* A “Wayland Smithers”-type toady for one of the captains is described as someone who “scratches his dandruff for him and is forever plucking out the gray hairs from his beard.”
* There is a joke about the “professional accusers” in the Athenian political circles of the day. ( These accusers would bring public accusations against the political adversaries of their secret patrons, blackening the reputations of the accused and often forcing them to face legal fees. To use Liberal and Conservative examples from recent years, when Anita Hill came forward against Clarence Thomas she would have been suspected of being a “professional accuser”. When the Swiftboat Veterans came forward against John Kerry they would have been suspected of the same. )
* THERE ARE FRAGMENTS AND THEN THERE ARE FRAGMENTS *
Merchant Ships provides a nice opportunity to make clear how truly fragmented the scarce remains of these ancient Greek comedies can be. This is all that can be made out on some of the fragments of this particular play:
* “When I got to the place I was going to for wood …”
* “Spearheads are being fitted and the whetted shaft …”
* “Ah, Sparta, what then shalt thou suffer today?”
* “The other day, when I was hosting the dining club, I made soup”
* “I’ll run a careful finger over it”
* “… having drunk brine …”
* “jars of wine”
* ” … a drachma’s worth …”
* “partridge cage” (My personal favorite.)
And many other such disjointed phrases.
FOR MORE ANCIENT GREEK COMEDIES CLICK HERE: https://glitternight.com/ancient-greek-comedies/

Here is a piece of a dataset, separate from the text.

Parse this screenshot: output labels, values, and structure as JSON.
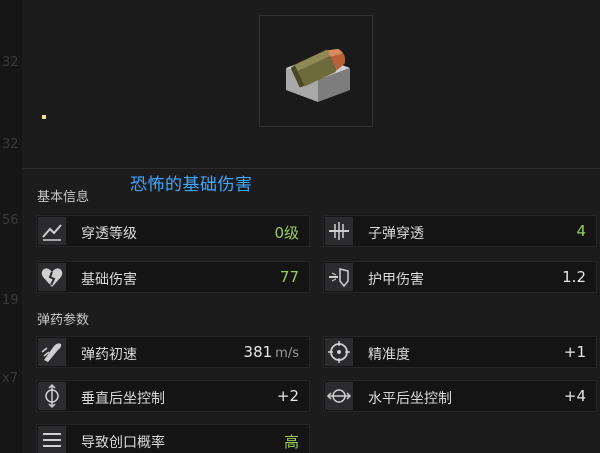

© Edward Wozniak and Balladeer’s Blog, 2015. Unauthorized use and/or duplication of this material without express and written permission from this blog’s author and/or owner is strictly prohibited. Excerpts and links may be used, provided that full and clear credit is given to Edward Wozniak and Balladeer’s Blog with appropriate and specific direction to the original content.